*** Opening of Study material ***

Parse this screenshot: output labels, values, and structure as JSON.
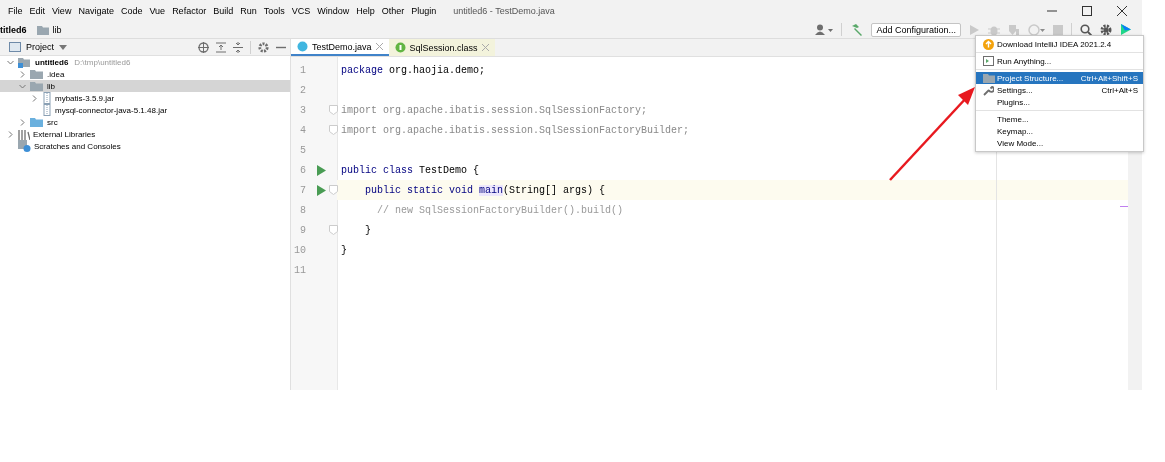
{
  "menu_bar": {
    "items": [
      "File",
      "Edit",
      "View",
      "Navigate",
      "Code",
      "Vue",
      "Refactor",
      "Build",
      "Run",
      "Tools",
      "VCS",
      "Window",
      "Help",
      "Other",
      "Plugin"
    ],
    "title": "untitled6 - TestDemo.java"
  },
  "nav_bar": {
    "crumbs": [
      "titled6",
      "lib"
    ],
    "run_config": "Add Configuration..."
  },
  "project_panel": {
    "title": "Project",
    "tree": [
      {
        "label": "untitled6",
        "path": "D:\\tmp\\untitled6",
        "kind": "module",
        "expanded": true,
        "selected": false,
        "children": [
          {
            "label": ".idea",
            "kind": "folder",
            "expanded": false,
            "selected": false
          },
          {
            "label": "lib",
            "kind": "folder",
            "expanded": true,
            "selected": true,
            "children": [
              {
                "label": "mybatis-3.5.9.jar",
                "kind": "jar",
                "expanded": false,
                "selected": false
              },
              {
                "label": "mysql-connector-java-5.1.48.jar",
                "kind": "jar",
                "selected": false
              }
            ]
          },
          {
            "label": "src",
            "kind": "src",
            "expanded": false,
            "selected": false
          }
        ]
      },
      {
        "label": "External Libraries",
        "kind": "libraries",
        "expanded": false,
        "selected": false
      },
      {
        "label": "Scratches and Consoles",
        "kind": "scratches",
        "selected": false
      }
    ]
  },
  "editor": {
    "tabs": [
      {
        "label": "TestDemo.java",
        "kind": "java",
        "selected": true
      },
      {
        "label": "SqlSession.class",
        "kind": "class",
        "selected": false
      }
    ],
    "lines": [
      {
        "number": "1",
        "kind": "top",
        "current": false,
        "run": false,
        "fold": false,
        "tokens": [
          {
            "text": "package",
            "kind": "keyword"
          },
          {
            "text": " org.haojia.demo;",
            "kind": "plain"
          }
        ]
      },
      {
        "number": "2",
        "current": false,
        "run": false,
        "fold": false
      },
      {
        "number": "3",
        "kind": "top",
        "current": false,
        "run": false,
        "fold": true,
        "tokens": [
          {
            "text": "import org.apache.ibatis.session.SqlSessionFactory;",
            "kind": "unused"
          }
        ]
      },
      {
        "number": "4",
        "kind": "top",
        "current": false,
        "run": false,
        "fold": true,
        "tokens": [
          {
            "text": "import org.apache.ibatis.session.SqlSessionFactoryBuilder;",
            "kind": "unused"
          }
        ]
      },
      {
        "number": "5",
        "current": false,
        "run": false,
        "fold": false
      },
      {
        "number": "6",
        "kind": "top",
        "current": false,
        "run": true,
        "fold": false,
        "tokens": [
          {
            "text": "public class",
            "kind": "keyword"
          },
          {
            "text": " TestDemo {",
            "kind": "plain"
          }
        ]
      },
      {
        "number": "7",
        "kind": "member",
        "current": true,
        "run": true,
        "fold": true,
        "tokens": [
          {
            "text": "public static void",
            "kind": "keyword"
          },
          {
            "text": "main",
            "kind": "highlight"
          },
          {
            "text": "(String[] args) {",
            "kind": "plain"
          }
        ]
      },
      {
        "number": "8",
        "kind": "statement",
        "current": false,
        "run": false,
        "fold": false,
        "tokens": [
          {
            "text": "// new SqlSessionFactoryBuilder().build()",
            "kind": "comment"
          }
        ]
      },
      {
        "number": "9",
        "kind": "member",
        "current": false,
        "run": false,
        "fold": true,
        "tokens": [
          {
            "text": "}",
            "kind": "plain"
          }
        ]
      },
      {
        "number": "10",
        "kind": "top",
        "current": false,
        "run": false,
        "fold": false,
        "tokens": [
          {
            "text": "}",
            "kind": "plain"
          }
        ]
      },
      {
        "number": "11",
        "current": false,
        "run": false,
        "fold": false
      }
    ]
  },
  "popup_menu": {
    "groups": [
      [
        {
          "label": "Download IntelliJ IDEA 2021.2.4",
          "kind": "download",
          "selected": false
        }
      ],
      [
        {
          "label": "Run Anything...",
          "kind": "run",
          "selected": false
        }
      ],
      [
        {
          "label": "Project Structure...",
          "kind": "folder",
          "shortcut": "Ctrl+Alt+Shift+S",
          "selected": true
        },
        {
          "label": "Settings...",
          "kind": "wrench",
          "shortcut": "Ctrl+Alt+S",
          "selected": false
        },
        {
          "label": "Plugins...",
          "selected": false
        }
      ],
      [
        {
          "label": "Theme...",
          "selected": false
        },
        {
          "label": "Keymap...",
          "selected": false
        },
        {
          "label": "View Mode...",
          "selected": false
        }
      ]
    ]
  }
}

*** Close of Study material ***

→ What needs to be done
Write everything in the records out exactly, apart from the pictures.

→ Solution for this problem
Parse this screenshot: output labels, values, and structure as JSON.
{
  "menu_bar": {
    "items": [
      "File",
      "Edit",
      "View",
      "Navigate",
      "Code",
      "Vue",
      "Refactor",
      "Build",
      "Run",
      "Tools",
      "VCS",
      "Window",
      "Help",
      "Other",
      "Plugin"
    ],
    "title": "untitled6 - TestDemo.java"
  },
  "nav_bar": {
    "crumbs": [
      "titled6",
      "lib"
    ],
    "run_config": "Add Configuration..."
  },
  "project_panel": {
    "title": "Project",
    "tree": [
      {
        "label": "untitled6",
        "path": "D:\\tmp\\untitled6",
        "kind": "module",
        "expanded": true,
        "selected": false,
        "children": [
          {
            "label": ".idea",
            "kind": "folder",
            "expanded": false,
            "selected": false
          },
          {
            "label": "lib",
            "kind": "folder",
            "expanded": true,
            "selected": true,
            "children": [
              {
                "label": "mybatis-3.5.9.jar",
                "kind": "jar",
                "expanded": false,
                "selected": false
              },
              {
                "label": "mysql-connector-java-5.1.48.jar",
                "kind": "jar",
                "selected": false
              }
            ]
          },
          {
            "label": "src",
            "kind": "src",
            "expanded": false,
            "selected": false
          }
        ]
      },
      {
        "label": "External Libraries",
        "kind": "libraries",
        "expanded": false,
        "selected": false
      },
      {
        "label": "Scratches and Consoles",
        "kind": "scratches",
        "selected": false
      }
    ]
  },
  "editor": {
    "tabs": [
      {
        "label": "TestDemo.java",
        "kind": "java",
        "selected": true
      },
      {
        "label": "SqlSession.class",
        "kind": "class",
        "selected": false
      }
    ],
    "lines": [
      {
        "number": "1",
        "kind": "top",
        "current": false,
        "run": false,
        "fold": false,
        "tokens": [
          {
            "text": "package",
            "kind": "keyword"
          },
          {
            "text": " org.haojia.demo;",
            "kind": "plain"
          }
        ]
      },
      {
        "number": "2",
        "current": false,
        "run": false,
        "fold": false
      },
      {
        "number": "3",
        "kind": "top",
        "current": false,
        "run": false,
        "fold": true,
        "tokens": [
          {
            "text": "import org.apache.ibatis.session.SqlSessionFactory;",
            "kind": "unused"
          }
        ]
      },
      {
        "number": "4",
        "kind": "top",
        "current": false,
        "run": false,
        "fold": true,
        "tokens": [
          {
            "text": "import org.apache.ibatis.session.SqlSessionFactoryBuilder;",
            "kind": "unused"
          }
        ]
      },
      {
        "number": "5",
        "current": false,
        "run": false,
        "fold": false
      },
      {
        "number": "6",
        "kind": "top",
        "current": false,
        "run": true,
        "fold": false,
        "tokens": [
          {
            "text": "public class",
            "kind": "keyword"
          },
          {
            "text": " TestDemo {",
            "kind": "plain"
          }
        ]
      },
      {
        "number": "7",
        "kind": "member",
        "current": true,
        "run": true,
        "fold": true,
        "tokens": [
          {
            "text": "public static void",
            "kind": "keyword"
          },
          {
            "text": "main",
            "kind": "highlight"
          },
          {
            "text": "(String[] args) {",
            "kind": "plain"
          }
        ]
      },
      {
        "number": "8",
        "kind": "statement",
        "current": false,
        "run": false,
        "fold": false,
        "tokens": [
          {
            "text": "// new SqlSessionFactoryBuilder().build()",
            "kind": "comment"
          }
        ]
      },
      {
        "number": "9",
        "kind": "member",
        "current": false,
        "run": false,
        "fold": true,
        "tokens": [
          {
            "text": "}",
            "kind": "plain"
          }
        ]
      },
      {
        "number": "10",
        "kind": "top",
        "current": false,
        "run": false,
        "fold": false,
        "tokens": [
          {
            "text": "}",
            "kind": "plain"
          }
        ]
      },
      {
        "number": "11",
        "current": false,
        "run": false,
        "fold": false
      }
    ]
  },
  "popup_menu": {
    "groups": [
      [
        {
          "label": "Download IntelliJ IDEA 2021.2.4",
          "kind": "download",
          "selected": false
        }
      ],
      [
        {
          "label": "Run Anything...",
          "kind": "run",
          "selected": false
        }
      ],
      [
        {
          "label": "Project Structure...",
          "kind": "folder",
          "shortcut": "Ctrl+Alt+Shift+S",
          "selected": true
        },
        {
          "label": "Settings...",
          "kind": "wrench",
          "shortcut": "Ctrl+Alt+S",
          "selected": false
        },
        {
          "label": "Plugins...",
          "selected": false
        }
      ],
      [
        {
          "label": "Theme...",
          "selected": false
        },
        {
          "label": "Keymap...",
          "selected": false
        },
        {
          "label": "View Mode...",
          "selected": false
        }
      ]
    ]
  }
}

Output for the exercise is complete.